Work item
Scan the records for the word "icon". Copy each line that includes it.

Page and application data records:

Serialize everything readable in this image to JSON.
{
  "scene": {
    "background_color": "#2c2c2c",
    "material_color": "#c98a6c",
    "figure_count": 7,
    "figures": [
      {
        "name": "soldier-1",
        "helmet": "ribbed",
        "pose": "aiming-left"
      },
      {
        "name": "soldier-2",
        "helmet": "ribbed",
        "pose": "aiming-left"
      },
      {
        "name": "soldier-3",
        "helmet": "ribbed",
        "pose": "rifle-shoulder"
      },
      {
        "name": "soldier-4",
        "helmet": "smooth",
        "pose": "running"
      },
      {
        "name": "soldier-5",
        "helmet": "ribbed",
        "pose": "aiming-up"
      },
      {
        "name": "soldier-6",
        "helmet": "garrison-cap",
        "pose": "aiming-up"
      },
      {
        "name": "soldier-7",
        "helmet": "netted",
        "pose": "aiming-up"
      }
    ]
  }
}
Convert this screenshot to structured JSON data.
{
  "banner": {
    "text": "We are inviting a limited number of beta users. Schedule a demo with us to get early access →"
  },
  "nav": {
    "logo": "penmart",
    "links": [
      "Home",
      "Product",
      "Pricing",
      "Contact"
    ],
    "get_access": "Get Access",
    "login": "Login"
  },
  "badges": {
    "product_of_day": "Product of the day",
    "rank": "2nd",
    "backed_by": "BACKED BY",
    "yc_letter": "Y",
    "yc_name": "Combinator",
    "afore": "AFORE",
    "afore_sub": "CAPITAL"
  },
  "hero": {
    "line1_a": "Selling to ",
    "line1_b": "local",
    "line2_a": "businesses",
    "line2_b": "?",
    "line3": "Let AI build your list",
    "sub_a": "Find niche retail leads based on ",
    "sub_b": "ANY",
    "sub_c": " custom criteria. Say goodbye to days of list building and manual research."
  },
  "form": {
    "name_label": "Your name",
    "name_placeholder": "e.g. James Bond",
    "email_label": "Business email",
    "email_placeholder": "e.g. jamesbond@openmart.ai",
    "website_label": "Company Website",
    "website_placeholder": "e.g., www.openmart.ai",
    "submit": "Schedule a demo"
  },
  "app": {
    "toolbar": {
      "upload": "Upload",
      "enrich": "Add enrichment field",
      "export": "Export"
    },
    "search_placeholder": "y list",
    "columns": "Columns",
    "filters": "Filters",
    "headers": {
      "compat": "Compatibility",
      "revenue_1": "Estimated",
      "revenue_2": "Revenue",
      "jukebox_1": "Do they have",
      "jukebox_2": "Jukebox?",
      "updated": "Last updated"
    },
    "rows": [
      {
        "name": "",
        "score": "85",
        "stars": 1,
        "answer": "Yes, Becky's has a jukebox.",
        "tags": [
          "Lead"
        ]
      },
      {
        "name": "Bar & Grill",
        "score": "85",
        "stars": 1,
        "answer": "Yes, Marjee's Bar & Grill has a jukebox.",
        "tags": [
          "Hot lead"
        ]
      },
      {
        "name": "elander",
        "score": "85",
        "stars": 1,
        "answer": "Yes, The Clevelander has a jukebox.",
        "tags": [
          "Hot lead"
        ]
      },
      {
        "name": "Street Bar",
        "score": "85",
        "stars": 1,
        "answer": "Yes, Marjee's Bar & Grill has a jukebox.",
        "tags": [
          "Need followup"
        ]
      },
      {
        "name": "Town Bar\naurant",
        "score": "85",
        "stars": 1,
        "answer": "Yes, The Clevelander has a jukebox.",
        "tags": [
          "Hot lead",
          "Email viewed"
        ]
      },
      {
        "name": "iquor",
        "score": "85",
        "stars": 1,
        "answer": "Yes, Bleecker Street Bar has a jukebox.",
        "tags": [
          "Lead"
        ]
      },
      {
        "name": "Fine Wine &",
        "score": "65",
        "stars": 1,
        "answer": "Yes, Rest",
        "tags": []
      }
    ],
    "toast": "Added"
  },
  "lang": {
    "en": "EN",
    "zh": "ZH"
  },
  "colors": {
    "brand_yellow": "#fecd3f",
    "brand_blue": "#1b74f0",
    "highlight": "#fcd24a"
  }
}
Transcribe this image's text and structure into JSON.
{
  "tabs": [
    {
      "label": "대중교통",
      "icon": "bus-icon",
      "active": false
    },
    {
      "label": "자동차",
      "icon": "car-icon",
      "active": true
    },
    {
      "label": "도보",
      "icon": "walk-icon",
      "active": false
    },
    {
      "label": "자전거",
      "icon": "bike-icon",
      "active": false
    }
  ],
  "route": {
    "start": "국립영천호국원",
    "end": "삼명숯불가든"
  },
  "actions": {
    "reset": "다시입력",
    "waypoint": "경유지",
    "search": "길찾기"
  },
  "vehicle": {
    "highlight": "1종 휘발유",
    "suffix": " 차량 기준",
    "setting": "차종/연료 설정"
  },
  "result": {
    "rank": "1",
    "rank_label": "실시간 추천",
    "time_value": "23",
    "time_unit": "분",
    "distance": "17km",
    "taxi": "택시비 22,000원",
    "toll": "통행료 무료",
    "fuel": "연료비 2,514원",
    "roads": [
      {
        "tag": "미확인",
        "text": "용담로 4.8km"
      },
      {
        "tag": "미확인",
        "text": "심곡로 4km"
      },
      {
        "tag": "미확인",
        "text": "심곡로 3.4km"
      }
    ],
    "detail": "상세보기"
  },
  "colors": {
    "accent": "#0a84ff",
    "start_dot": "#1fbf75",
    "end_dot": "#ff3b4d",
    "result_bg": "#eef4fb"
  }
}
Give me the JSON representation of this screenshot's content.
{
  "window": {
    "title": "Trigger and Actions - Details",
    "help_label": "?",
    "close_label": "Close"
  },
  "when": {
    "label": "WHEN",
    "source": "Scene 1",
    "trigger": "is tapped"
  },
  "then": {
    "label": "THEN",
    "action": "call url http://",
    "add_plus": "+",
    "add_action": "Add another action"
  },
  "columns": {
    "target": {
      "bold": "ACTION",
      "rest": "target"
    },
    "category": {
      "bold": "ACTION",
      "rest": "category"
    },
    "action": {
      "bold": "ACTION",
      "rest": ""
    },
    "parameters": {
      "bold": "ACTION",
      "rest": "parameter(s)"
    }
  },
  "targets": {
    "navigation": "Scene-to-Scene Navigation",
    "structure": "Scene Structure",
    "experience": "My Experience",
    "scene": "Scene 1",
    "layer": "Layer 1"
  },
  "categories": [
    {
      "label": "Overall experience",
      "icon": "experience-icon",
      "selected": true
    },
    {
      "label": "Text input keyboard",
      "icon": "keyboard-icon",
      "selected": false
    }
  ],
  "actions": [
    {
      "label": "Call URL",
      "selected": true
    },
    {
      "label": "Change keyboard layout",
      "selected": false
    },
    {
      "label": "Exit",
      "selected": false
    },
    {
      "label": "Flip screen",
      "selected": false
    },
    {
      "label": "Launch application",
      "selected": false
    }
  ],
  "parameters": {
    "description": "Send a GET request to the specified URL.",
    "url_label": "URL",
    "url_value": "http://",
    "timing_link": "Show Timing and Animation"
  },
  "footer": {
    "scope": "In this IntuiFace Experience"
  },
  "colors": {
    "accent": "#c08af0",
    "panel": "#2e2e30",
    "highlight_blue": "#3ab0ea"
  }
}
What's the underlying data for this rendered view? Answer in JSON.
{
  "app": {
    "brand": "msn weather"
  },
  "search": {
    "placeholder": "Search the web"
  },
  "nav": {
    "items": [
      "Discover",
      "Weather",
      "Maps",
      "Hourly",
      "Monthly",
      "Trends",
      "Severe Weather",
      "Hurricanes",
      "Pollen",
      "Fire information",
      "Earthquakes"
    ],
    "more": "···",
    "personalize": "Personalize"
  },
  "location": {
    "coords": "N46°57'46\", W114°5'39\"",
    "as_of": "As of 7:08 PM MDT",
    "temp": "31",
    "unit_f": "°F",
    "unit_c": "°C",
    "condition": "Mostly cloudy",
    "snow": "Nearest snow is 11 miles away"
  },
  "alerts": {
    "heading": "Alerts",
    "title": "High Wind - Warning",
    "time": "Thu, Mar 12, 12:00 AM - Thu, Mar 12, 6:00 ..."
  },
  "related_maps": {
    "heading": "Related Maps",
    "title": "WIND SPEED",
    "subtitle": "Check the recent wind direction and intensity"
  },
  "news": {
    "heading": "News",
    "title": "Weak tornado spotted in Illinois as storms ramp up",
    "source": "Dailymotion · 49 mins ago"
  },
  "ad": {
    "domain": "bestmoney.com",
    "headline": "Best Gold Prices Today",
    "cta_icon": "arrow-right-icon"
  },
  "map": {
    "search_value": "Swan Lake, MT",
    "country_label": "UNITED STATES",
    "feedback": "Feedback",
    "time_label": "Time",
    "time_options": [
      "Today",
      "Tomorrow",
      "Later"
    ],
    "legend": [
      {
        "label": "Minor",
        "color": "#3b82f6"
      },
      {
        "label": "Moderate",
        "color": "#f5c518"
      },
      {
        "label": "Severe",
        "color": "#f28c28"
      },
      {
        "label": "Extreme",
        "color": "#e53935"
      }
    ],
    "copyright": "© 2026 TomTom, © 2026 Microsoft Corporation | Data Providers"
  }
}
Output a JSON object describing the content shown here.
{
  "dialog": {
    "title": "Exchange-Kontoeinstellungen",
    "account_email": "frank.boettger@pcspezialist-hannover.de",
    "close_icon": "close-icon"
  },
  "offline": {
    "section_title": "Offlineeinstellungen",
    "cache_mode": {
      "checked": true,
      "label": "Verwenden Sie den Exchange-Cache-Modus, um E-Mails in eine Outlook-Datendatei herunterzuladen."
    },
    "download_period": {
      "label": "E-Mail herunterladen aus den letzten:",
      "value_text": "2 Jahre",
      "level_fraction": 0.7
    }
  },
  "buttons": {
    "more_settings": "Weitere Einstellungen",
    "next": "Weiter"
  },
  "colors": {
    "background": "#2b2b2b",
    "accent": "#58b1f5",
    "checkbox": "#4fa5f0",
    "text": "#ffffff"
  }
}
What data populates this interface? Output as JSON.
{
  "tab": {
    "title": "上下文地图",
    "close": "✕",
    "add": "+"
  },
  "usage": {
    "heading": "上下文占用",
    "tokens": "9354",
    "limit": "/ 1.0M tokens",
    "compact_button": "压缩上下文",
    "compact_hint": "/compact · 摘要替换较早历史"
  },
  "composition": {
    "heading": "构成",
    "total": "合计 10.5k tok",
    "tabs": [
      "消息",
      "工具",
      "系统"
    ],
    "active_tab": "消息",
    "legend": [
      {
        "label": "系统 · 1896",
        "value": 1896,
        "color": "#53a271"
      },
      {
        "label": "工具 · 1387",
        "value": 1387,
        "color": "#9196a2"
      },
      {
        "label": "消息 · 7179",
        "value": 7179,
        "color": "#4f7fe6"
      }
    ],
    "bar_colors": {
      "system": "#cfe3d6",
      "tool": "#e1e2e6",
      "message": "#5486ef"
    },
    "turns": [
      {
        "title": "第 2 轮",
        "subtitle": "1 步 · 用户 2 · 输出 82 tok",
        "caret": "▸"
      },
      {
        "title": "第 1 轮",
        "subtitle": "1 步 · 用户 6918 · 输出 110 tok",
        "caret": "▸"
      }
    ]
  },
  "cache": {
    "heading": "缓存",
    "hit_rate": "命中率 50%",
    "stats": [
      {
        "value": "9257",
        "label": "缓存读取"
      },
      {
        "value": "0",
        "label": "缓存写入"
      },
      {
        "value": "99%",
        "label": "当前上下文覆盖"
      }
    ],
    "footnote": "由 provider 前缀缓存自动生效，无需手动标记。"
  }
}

Your solution
      "icon": "bus-icon",
      "icon": "car-icon",
      "icon": "walk-icon",
      "icon": "bike-icon",
      "icon": "experience-icon",
      "icon": "keyboard-icon",
    "cta_icon": "arrow-right-icon"
    "close_icon": "close-icon"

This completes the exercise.